REQUIREMENT: All of the entries below are to be repeated word for word.

DATA PROVIDED:
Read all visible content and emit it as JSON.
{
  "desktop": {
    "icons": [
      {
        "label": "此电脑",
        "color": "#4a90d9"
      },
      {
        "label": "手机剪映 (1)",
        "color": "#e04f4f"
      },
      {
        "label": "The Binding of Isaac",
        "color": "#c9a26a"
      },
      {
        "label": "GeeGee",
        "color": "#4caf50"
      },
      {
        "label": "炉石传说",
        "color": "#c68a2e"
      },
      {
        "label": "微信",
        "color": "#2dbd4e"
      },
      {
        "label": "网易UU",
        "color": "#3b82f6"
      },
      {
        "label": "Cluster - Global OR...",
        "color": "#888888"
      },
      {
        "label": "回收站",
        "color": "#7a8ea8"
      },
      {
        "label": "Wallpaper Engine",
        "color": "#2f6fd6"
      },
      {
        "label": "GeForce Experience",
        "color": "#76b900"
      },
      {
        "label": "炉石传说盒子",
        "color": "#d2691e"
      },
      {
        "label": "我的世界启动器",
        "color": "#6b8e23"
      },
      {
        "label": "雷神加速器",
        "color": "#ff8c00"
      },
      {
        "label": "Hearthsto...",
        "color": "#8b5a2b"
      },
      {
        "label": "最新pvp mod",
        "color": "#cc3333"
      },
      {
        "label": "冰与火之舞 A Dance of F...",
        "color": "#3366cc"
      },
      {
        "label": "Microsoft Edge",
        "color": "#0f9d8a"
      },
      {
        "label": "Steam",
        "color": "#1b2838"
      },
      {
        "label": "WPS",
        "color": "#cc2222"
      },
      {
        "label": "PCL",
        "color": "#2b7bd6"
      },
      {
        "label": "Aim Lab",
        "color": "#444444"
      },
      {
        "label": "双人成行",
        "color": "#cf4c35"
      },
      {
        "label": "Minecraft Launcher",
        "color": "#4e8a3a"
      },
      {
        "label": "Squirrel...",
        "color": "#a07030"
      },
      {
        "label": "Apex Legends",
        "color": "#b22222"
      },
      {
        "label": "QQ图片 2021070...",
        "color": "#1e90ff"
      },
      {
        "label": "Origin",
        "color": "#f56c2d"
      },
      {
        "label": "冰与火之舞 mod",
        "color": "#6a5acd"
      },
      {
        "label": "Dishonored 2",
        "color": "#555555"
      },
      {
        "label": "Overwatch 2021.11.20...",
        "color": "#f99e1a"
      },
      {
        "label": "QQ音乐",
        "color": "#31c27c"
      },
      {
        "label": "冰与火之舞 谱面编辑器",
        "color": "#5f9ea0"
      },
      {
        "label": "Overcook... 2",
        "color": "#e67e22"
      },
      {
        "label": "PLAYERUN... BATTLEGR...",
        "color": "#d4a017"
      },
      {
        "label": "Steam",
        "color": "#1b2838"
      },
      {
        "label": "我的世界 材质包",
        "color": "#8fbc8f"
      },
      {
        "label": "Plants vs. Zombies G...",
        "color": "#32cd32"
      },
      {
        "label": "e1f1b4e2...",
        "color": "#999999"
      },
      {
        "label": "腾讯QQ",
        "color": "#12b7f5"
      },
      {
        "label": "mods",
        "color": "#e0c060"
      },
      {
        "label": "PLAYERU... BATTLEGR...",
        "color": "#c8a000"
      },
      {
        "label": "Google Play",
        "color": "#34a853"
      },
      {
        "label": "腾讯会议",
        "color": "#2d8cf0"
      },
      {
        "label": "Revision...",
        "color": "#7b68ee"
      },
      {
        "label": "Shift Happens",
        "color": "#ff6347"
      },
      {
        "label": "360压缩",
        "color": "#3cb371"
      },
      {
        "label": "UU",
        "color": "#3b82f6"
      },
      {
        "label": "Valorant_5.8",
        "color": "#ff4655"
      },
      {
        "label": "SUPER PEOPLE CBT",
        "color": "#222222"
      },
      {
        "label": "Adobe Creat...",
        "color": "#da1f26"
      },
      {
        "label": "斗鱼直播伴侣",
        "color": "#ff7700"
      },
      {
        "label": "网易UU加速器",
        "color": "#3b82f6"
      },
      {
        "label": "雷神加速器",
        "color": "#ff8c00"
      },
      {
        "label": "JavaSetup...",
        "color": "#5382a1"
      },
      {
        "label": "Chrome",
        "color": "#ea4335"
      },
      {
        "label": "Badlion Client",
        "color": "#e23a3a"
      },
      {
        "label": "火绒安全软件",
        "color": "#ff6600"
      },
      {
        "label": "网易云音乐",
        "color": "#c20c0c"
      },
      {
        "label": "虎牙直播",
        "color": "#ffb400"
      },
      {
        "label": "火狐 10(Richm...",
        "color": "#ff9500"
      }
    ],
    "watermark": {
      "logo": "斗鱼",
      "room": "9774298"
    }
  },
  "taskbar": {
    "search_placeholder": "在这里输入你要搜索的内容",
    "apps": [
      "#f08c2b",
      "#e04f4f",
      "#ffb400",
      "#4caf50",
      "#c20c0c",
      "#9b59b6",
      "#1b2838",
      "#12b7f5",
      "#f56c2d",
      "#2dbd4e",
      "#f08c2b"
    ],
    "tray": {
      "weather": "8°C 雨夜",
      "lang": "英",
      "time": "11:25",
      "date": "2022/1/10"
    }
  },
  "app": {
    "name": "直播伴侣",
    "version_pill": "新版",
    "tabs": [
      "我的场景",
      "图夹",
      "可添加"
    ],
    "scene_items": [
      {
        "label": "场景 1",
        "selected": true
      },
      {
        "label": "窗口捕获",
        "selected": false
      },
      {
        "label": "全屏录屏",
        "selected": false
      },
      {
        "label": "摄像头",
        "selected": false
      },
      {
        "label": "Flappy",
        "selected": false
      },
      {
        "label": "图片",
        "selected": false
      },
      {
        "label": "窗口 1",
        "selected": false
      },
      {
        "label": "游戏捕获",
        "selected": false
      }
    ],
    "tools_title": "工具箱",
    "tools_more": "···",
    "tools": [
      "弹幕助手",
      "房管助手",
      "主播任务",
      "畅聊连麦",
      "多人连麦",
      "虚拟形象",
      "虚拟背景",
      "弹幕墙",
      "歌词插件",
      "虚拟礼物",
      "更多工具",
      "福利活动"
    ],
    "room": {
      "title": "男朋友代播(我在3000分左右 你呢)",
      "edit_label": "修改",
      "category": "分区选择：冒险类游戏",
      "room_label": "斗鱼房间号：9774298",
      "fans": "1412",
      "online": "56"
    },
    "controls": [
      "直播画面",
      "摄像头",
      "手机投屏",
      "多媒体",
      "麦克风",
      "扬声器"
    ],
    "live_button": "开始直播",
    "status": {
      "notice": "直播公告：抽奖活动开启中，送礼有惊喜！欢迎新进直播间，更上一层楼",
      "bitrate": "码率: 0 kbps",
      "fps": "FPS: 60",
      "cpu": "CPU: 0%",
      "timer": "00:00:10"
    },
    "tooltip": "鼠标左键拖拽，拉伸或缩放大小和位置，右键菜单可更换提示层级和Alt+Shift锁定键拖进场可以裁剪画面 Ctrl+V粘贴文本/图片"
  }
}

WRITTEN REPLY:
Read all visible content and emit it as JSON.
{
  "desktop": {
    "icons": [
      {
        "label": "此电脑",
        "color": "#4a90d9"
      },
      {
        "label": "手机剪映 (1)",
        "color": "#e04f4f"
      },
      {
        "label": "The Binding of Isaac",
        "color": "#c9a26a"
      },
      {
        "label": "GeeGee",
        "color": "#4caf50"
      },
      {
        "label": "炉石传说",
        "color": "#c68a2e"
      },
      {
        "label": "微信",
        "color": "#2dbd4e"
      },
      {
        "label": "网易UU",
        "color": "#3b82f6"
      },
      {
        "label": "Cluster - Global OR...",
        "color": "#888888"
      },
      {
        "label": "回收站",
        "color": "#7a8ea8"
      },
      {
        "label": "Wallpaper Engine",
        "color": "#2f6fd6"
      },
      {
        "label": "GeForce Experience",
        "color": "#76b900"
      },
      {
        "label": "炉石传说盒子",
        "color": "#d2691e"
      },
      {
        "label": "我的世界启动器",
        "color": "#6b8e23"
      },
      {
        "label": "雷神加速器",
        "color": "#ff8c00"
      },
      {
        "label": "Hearthsto...",
        "color": "#8b5a2b"
      },
      {
        "label": "最新pvp mod",
        "color": "#cc3333"
      },
      {
        "label": "冰与火之舞 A Dance of F...",
        "color": "#3366cc"
      },
      {
        "label": "Microsoft Edge",
        "color": "#0f9d8a"
      },
      {
        "label": "Steam",
        "color": "#1b2838"
      },
      {
        "label": "WPS",
        "color": "#cc2222"
      },
      {
        "label": "PCL",
        "color": "#2b7bd6"
      },
      {
        "label": "Aim Lab",
        "color": "#444444"
      },
      {
        "label": "双人成行",
        "color": "#cf4c35"
      },
      {
        "label": "Minecraft Launcher",
        "color": "#4e8a3a"
      },
      {
        "label": "Squirrel...",
        "color": "#a07030"
      },
      {
        "label": "Apex Legends",
        "color": "#b22222"
      },
      {
        "label": "QQ图片 2021070...",
        "color": "#1e90ff"
      },
      {
        "label": "Origin",
        "color": "#f56c2d"
      },
      {
        "label": "冰与火之舞 mod",
        "color": "#6a5acd"
      },
      {
        "label": "Dishonored 2",
        "color": "#555555"
      },
      {
        "label": "Overwatch 2021.11.20...",
        "color": "#f99e1a"
      },
      {
        "label": "QQ音乐",
        "color": "#31c27c"
      },
      {
        "label": "冰与火之舞 谱面编辑器",
        "color": "#5f9ea0"
      },
      {
        "label": "Overcook... 2",
        "color": "#e67e22"
      },
      {
        "label": "PLAYERUN... BATTLEGR...",
        "color": "#d4a017"
      },
      {
        "label": "Steam",
        "color": "#1b2838"
      },
      {
        "label": "我的世界 材质包",
        "color": "#8fbc8f"
      },
      {
        "label": "Plants vs. Zombies G...",
        "color": "#32cd32"
      },
      {
        "label": "e1f1b4e2...",
        "color": "#999999"
      },
      {
        "label": "腾讯QQ",
        "color": "#12b7f5"
      },
      {
        "label": "mods",
        "color": "#e0c060"
      },
      {
        "label": "PLAYERU... BATTLEGR...",
        "color": "#c8a000"
      },
      {
        "label": "Google Play",
        "color": "#34a853"
      },
      {
        "label": "腾讯会议",
        "color": "#2d8cf0"
      },
      {
        "label": "Revision...",
        "color": "#7b68ee"
      },
      {
        "label": "Shift Happens",
        "color": "#ff6347"
      },
      {
        "label": "360压缩",
        "color": "#3cb371"
      },
      {
        "label": "UU",
        "color": "#3b82f6"
      },
      {
        "label": "Valorant_5.8",
        "color": "#ff4655"
      },
      {
        "label": "SUPER PEOPLE CBT",
        "color": "#222222"
      },
      {
        "label": "Adobe Creat...",
        "color": "#da1f26"
      },
      {
        "label": "斗鱼直播伴侣",
        "color": "#ff7700"
      },
      {
        "label": "网易UU加速器",
        "color": "#3b82f6"
      },
      {
        "label": "雷神加速器",
        "color": "#ff8c00"
      },
      {
        "label": "JavaSetup...",
        "color": "#5382a1"
      },
      {
        "label": "Chrome",
        "color": "#ea4335"
      },
      {
        "label": "Badlion Client",
        "color": "#e23a3a"
      },
      {
        "label": "火绒安全软件",
        "color": "#ff6600"
      },
      {
        "label": "网易云音乐",
        "color": "#c20c0c"
      },
      {
        "label": "虎牙直播",
        "color": "#ffb400"
      },
      {
        "label": "火狐 10(Richm...",
        "color": "#ff9500"
      }
    ],
    "watermark": {
      "logo": "斗鱼",
      "room": "9774298"
    }
  },
  "taskbar": {
    "search_placeholder": "在这里输入你要搜索的内容",
    "apps": [
      "#f08c2b",
      "#e04f4f",
      "#ffb400",
      "#4caf50",
      "#c20c0c",
      "#9b59b6",
      "#1b2838",
      "#12b7f5",
      "#f56c2d",
      "#2dbd4e",
      "#f08c2b"
    ],
    "tray": {
      "weather": "8°C 雨夜",
      "lang": "英",
      "time": "11:25",
      "date": "2022/1/10"
    }
  },
  "app": {
    "name": "直播伴侣",
    "version_pill": "新版",
    "tabs": [
      "我的场景",
      "图夹",
      "可添加"
    ],
    "scene_items": [
      {
        "label": "场景 1",
        "selected": true
      },
      {
        "label": "窗口捕获",
        "selected": false
      },
      {
        "label": "全屏录屏",
        "selected": false
      },
      {
        "label": "摄像头",
        "selected": false
      },
      {
        "label": "Flappy",
        "selected": false
      },
      {
        "label": "图片",
        "selected": false
      },
      {
        "label": "窗口 1",
        "selected": false
      },
      {
        "label": "游戏捕获",
        "selected": false
      }
    ],
    "tools_title": "工具箱",
    "tools_more": "···",
    "tools": [
      "弹幕助手",
      "房管助手",
      "主播任务",
      "畅聊连麦",
      "多人连麦",
      "虚拟形象",
      "虚拟背景",
      "弹幕墙",
      "歌词插件",
      "虚拟礼物",
      "更多工具",
      "福利活动"
    ],
    "room": {
      "title": "男朋友代播(我在3000分左右 你呢)",
      "edit_label": "修改",
      "category": "分区选择：冒险类游戏",
      "room_label": "斗鱼房间号：9774298",
      "fans": "1412",
      "online": "56"
    },
    "controls": [
      "直播画面",
      "摄像头",
      "手机投屏",
      "多媒体",
      "麦克风",
      "扬声器"
    ],
    "live_button": "开始直播",
    "status": {
      "notice": "直播公告：抽奖活动开启中，送礼有惊喜！欢迎新进直播间，更上一层楼",
      "bitrate": "码率: 0 kbps",
      "fps": "FPS: 60",
      "cpu": "CPU: 0%",
      "timer": "00:00:10"
    },
    "tooltip": "鼠标左键拖拽，拉伸或缩放大小和位置，右键菜单可更换提示层级和Alt+Shift锁定键拖进场可以裁剪画面 Ctrl+V粘贴文本/图片"
  }
}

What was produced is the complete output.